So here we are, on our last night. More after we are all back in Dubai tomorrow. For now we are out to town in Khasab…
If you have ever wondered what an expedition looks like before you get there, below is your answer 😉
All well in Dubai. Sunny skies, 30 degrees C, all ready for you. I hope you are well rested and prepared. It’s going to be intense.
Some of us are meeting in the lobby of the Holiday Inn Express at 18:00 to go out for dinner. Join us if you can. If not, I will see you tomorrow at 08:00 in the same place.
I am in London now for meetings, one of which was about the Omani government’s plans for Musandam and marine protected areas there, and how we can help in their establishment and designation. Things are moving and we are delighted to be involved.
Meanwhile a good, informative article has appeared in Muscat Daily, summarising the work of our 2015 expedition and the threats the Musandam reefs are facing, and what can be done to safeguard the reefs. Keeping Musandam on the public agenda in Oman is part of our strategy and one of the reasons why we publish press releases about our work.
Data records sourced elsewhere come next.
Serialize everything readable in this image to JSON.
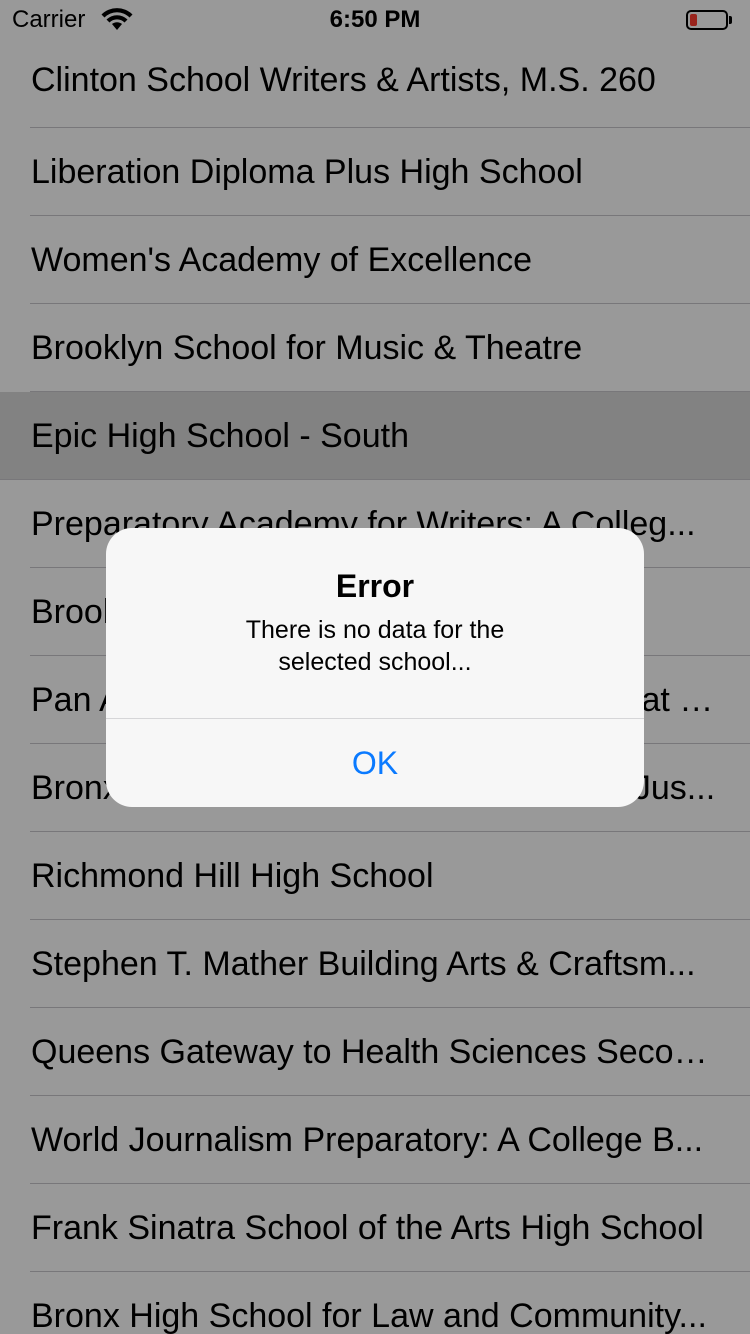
{
  "status_bar": {
    "carrier": "Carrier",
    "time": "6:50 PM",
    "wifi_icon": "wifi-icon",
    "battery_icon": "battery-low-icon",
    "battery_level_color": "#ff3b30"
  },
  "schools": [
    "Clinton School Writers & Artists, M.S. 260",
    "Liberation Diploma Plus High School",
    "Women's Academy of Excellence",
    "Brooklyn School for Music & Theatre",
    "Epic High School - South",
    "Preparatory Academy for Writers: A Colleg...",
    "Brooklyn School for Global Studies",
    "Pan American International High School at Monroe",
    "Bronx School for Law, Government and Jus...",
    "Richmond Hill High School",
    "Stephen T. Mather Building Arts & Craftsm...",
    "Queens Gateway to Health Sciences Secon...",
    "World Journalism Preparatory: A College B...",
    "Frank Sinatra School of the Arts High School",
    "Bronx High School for Law and Community..."
  ],
  "selected_index": 4,
  "alert": {
    "title": "Error",
    "message_line1": "There is no data for the",
    "message_line2": "selected school...",
    "button_label": "OK",
    "button_color": "#0a7aff"
  }
}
Tomorrow I will board a flight to Dubai to set up the expedition, a couple of days ahead of you. I have not heard from anyone who cannot make the earlier 08:00 assembly, so I will see you all in the lobby at that time. Those of you meeting us in Khasab, please also be there an hour earlier, so 11:00 instead of 12:00 noon.
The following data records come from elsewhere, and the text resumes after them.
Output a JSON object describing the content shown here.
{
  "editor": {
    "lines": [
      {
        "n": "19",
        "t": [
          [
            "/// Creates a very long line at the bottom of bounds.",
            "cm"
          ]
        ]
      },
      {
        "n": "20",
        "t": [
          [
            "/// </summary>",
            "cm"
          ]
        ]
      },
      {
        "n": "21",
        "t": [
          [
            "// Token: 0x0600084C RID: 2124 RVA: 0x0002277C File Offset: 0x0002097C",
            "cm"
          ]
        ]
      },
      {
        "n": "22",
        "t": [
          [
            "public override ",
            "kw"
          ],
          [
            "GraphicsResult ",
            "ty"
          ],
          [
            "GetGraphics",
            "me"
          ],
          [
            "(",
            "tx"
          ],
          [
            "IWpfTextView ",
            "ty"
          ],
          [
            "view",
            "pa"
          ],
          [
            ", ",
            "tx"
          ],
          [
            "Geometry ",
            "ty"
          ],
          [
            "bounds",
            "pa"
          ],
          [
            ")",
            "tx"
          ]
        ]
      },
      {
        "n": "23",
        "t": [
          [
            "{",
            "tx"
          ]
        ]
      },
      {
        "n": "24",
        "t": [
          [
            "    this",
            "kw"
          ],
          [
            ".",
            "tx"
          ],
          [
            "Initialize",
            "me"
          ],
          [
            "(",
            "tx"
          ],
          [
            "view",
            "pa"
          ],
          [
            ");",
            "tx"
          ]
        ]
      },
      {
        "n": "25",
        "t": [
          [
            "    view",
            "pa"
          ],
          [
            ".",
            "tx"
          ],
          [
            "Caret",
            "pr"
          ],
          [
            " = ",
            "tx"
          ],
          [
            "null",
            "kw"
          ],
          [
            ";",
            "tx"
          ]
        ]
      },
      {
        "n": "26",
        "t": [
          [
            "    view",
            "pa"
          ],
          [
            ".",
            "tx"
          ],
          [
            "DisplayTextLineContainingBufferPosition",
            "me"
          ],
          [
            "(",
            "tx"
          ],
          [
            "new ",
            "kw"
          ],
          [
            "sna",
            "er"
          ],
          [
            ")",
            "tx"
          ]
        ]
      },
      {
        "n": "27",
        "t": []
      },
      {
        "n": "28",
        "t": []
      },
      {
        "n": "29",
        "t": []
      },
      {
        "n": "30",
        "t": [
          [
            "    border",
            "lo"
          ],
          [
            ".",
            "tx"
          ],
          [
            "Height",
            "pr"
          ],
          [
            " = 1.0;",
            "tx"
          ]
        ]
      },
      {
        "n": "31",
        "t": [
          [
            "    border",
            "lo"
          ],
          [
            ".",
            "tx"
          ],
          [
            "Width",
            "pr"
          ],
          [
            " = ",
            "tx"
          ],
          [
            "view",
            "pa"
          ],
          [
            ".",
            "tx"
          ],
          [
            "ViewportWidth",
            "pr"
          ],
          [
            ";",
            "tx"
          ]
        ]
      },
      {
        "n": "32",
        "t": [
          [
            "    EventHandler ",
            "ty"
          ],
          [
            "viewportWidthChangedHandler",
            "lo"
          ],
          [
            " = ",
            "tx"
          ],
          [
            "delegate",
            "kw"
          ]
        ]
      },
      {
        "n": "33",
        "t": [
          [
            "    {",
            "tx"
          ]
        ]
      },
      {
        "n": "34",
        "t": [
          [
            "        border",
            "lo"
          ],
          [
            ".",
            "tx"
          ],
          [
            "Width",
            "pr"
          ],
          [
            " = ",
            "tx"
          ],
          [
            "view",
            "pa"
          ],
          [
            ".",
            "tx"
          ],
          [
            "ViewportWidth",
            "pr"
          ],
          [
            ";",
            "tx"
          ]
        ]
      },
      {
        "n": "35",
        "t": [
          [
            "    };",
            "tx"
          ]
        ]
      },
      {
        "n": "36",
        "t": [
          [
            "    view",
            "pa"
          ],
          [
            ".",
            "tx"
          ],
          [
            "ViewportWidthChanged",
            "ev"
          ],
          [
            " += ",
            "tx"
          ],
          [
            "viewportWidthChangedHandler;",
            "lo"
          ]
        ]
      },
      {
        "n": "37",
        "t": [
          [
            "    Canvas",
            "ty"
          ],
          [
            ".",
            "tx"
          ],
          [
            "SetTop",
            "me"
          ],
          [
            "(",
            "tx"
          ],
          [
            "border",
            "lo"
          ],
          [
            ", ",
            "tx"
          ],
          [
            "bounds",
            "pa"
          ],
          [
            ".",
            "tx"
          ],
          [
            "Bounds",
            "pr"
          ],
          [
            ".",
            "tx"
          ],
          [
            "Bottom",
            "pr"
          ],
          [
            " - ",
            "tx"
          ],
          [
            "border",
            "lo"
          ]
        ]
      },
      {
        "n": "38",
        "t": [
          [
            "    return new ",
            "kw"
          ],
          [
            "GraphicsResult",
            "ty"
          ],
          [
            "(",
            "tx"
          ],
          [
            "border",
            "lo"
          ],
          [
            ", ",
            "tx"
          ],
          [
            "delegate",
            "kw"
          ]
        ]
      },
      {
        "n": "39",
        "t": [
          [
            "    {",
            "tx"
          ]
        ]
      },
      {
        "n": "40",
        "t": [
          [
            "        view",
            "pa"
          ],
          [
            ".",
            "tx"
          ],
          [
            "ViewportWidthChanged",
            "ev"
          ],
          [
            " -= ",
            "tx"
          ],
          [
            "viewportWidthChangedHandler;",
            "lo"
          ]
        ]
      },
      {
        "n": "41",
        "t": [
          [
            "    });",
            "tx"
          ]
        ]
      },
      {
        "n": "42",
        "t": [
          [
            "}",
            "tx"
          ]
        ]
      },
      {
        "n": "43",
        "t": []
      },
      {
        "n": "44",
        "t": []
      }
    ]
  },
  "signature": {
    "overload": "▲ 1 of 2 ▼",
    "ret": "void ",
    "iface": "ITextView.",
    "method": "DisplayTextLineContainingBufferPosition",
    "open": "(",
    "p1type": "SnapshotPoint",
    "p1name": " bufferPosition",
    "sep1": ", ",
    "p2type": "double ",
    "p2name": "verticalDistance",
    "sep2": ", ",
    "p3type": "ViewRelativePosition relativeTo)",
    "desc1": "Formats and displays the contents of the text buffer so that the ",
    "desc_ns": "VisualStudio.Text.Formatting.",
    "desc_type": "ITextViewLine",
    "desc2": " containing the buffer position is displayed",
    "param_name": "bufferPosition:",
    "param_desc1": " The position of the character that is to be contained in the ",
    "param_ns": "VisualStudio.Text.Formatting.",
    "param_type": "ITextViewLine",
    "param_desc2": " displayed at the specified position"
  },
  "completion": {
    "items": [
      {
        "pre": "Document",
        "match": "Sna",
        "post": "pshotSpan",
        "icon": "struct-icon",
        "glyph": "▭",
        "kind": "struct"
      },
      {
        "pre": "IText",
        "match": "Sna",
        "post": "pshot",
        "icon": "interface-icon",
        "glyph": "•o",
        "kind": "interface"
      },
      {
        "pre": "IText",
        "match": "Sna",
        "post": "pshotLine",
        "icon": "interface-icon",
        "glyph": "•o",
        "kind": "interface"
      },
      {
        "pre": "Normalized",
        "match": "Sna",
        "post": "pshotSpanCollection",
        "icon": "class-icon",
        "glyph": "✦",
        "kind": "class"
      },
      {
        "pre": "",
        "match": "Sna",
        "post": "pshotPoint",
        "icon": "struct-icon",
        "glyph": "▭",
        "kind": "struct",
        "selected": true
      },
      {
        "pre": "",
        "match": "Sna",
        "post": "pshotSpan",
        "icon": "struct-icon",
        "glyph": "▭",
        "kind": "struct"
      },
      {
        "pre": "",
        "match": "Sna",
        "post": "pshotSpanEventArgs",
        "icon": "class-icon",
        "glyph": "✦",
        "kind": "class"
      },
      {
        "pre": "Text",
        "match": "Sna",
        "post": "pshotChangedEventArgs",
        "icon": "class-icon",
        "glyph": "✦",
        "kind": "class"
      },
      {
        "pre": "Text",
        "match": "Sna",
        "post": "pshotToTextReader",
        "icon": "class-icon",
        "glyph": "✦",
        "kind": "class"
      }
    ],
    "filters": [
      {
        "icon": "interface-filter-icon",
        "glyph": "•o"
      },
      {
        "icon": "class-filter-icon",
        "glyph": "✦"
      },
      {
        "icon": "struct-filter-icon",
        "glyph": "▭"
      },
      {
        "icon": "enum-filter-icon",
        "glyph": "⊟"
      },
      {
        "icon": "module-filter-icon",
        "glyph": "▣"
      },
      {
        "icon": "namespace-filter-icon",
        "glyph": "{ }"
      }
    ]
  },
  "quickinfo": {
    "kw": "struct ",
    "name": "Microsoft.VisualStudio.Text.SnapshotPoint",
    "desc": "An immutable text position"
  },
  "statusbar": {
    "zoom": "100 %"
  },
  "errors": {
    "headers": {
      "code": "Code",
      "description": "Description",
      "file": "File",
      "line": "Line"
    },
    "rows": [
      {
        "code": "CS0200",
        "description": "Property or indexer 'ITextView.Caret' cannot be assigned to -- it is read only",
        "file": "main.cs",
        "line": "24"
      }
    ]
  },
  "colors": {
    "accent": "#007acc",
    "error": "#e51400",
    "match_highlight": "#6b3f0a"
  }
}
I will write again from Dubai with a quick confirmation of my local phone number.
Safe travels and see you on Sunday.
Hello and welcome to the first diary entry of the 2016 Musandam expedition. I am Matthias Hammer, the founder & executive director of Biosphere Expeditions, and also your expedition leader this year. I will work alongside our chief scientist Dr. Jean-Luc Solandt.
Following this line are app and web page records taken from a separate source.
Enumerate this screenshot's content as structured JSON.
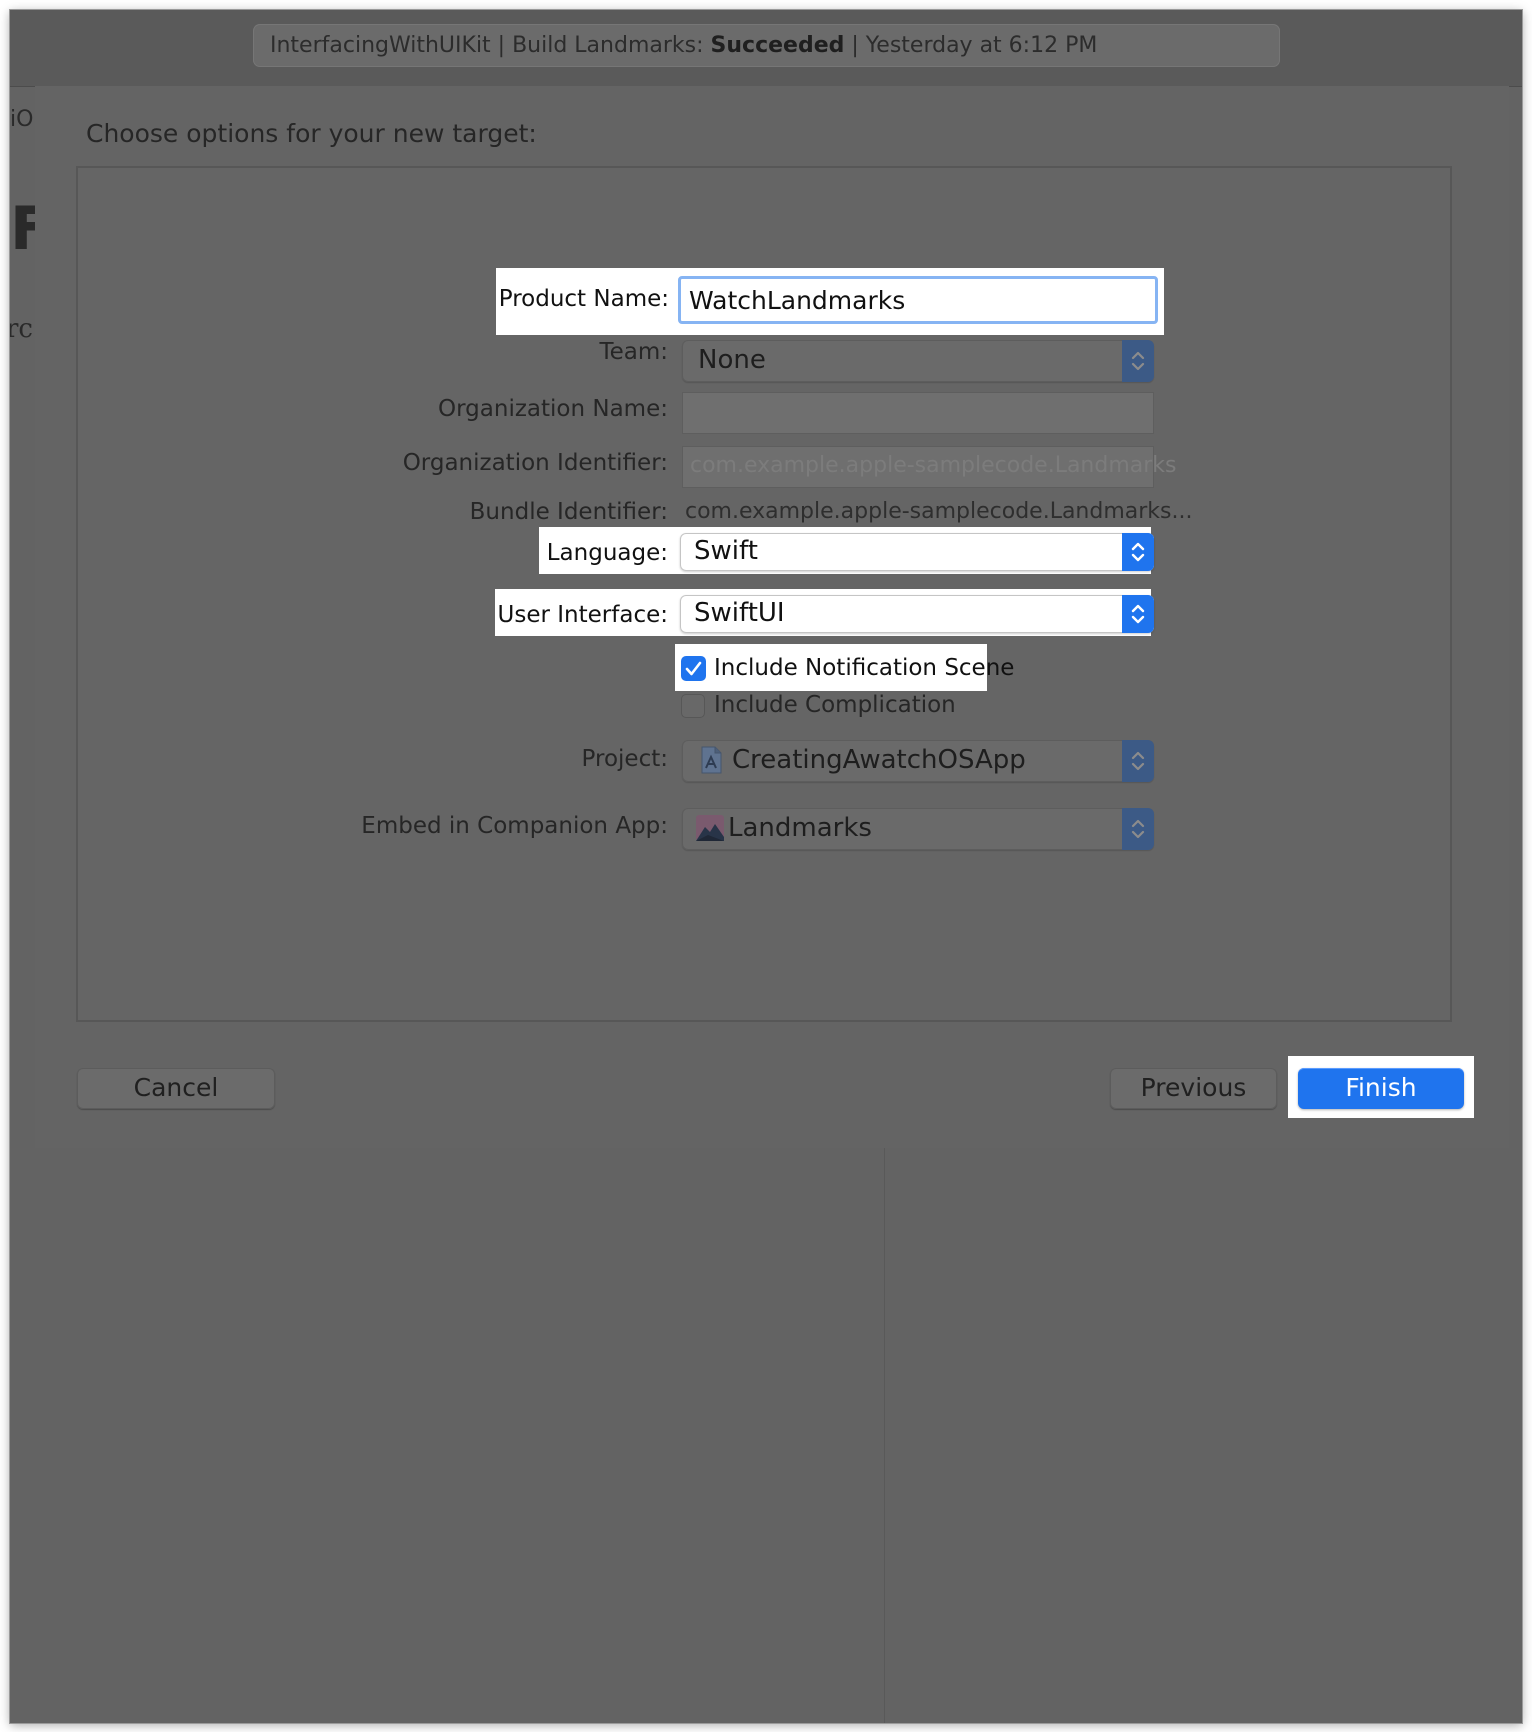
{
  "activity": {
    "prefix": "InterfacingWithUIKit | Build Landmarks: ",
    "status": "Succeeded",
    "suffix": " | Yesterday at 6:12 PM"
  },
  "background": {
    "fragment_top": "iO",
    "fragment_big": "F",
    "fragment_bottom": "rc"
  },
  "sheet": {
    "title": "Choose options for your new target:"
  },
  "form": {
    "product_name": {
      "label": "Product Name:",
      "value": "WatchLandmarks"
    },
    "team": {
      "label": "Team:",
      "value": "None"
    },
    "organization_name": {
      "label": "Organization Name:",
      "value": ""
    },
    "organization_identifier": {
      "label": "Organization Identifier:",
      "placeholder": "com.example.apple-samplecode.Landmarks"
    },
    "bundle_identifier": {
      "label": "Bundle Identifier:",
      "value": "com.example.apple-samplecode.Landmarks..."
    },
    "language": {
      "label": "Language:",
      "value": "Swift"
    },
    "user_interface": {
      "label": "User Interface:",
      "value": "SwiftUI"
    },
    "include_notification_scene": {
      "label": "Include Notification Scene",
      "checked": true
    },
    "include_complication": {
      "label": "Include Complication",
      "checked": false
    },
    "project": {
      "label": "Project:",
      "value": "CreatingAwatchOSApp",
      "icon": "project-file-icon"
    },
    "embed_in_companion_app": {
      "label": "Embed in Companion App:",
      "value": "Landmarks",
      "icon": "landmarks-app-icon"
    }
  },
  "buttons": {
    "cancel": "Cancel",
    "previous": "Previous",
    "finish": "Finish"
  },
  "colors": {
    "accent": "#1f74ee",
    "overlay_gray": "#646464",
    "highlight": "#ffffff"
  }
}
This year is an exciting year to take part in the expedition. Things are happening in terms of strategic thinking, including protected areas and national parks, in Musandam and Biosphere Expeditions and the data we have collected over the years is very much part of this process. A lot of the information is still confidential, so not for this forum, but suffice it to say that we at Biosphere Expeditions are excited about what is happening and proud to be part of the processes. And so should you as what you have done and are about to do is very relevant. More on this on the ground when we all meet.
But before this, some admin things: First of all, I would like to make the assembly time on 23 October to 08:00 (instead of 09:00 as per the dossier) to give us more time on that day. Please e-mail me on firstname.lastname@example.org if you have a problem with this. If I do not hear from you, I will assume an 08:00 start is fine with everyone and I will confirm this in another diary entry closer to the time. Secondly, I will also confirm my local phone number closer to the time, when I have arrived in Dubai to set things up, which should be a couple of days ahead of you.
Other than that, we are getting ready here at Biosphere Expeditions and all flights and transfers are booked, equipment is purchased, etc. I hope your preparations are going well too. Please do not forget to swot up on Reef Check (see your dossier for details)! The more you can do now, the easier the first two days, which are crammed with lectures and tests before we allow you to collect data, will be for you, so time invested beforehand is time well spent.
I’ll be back in touch from Dubai, if not before, with other updates.
Dr. Matthias Hammer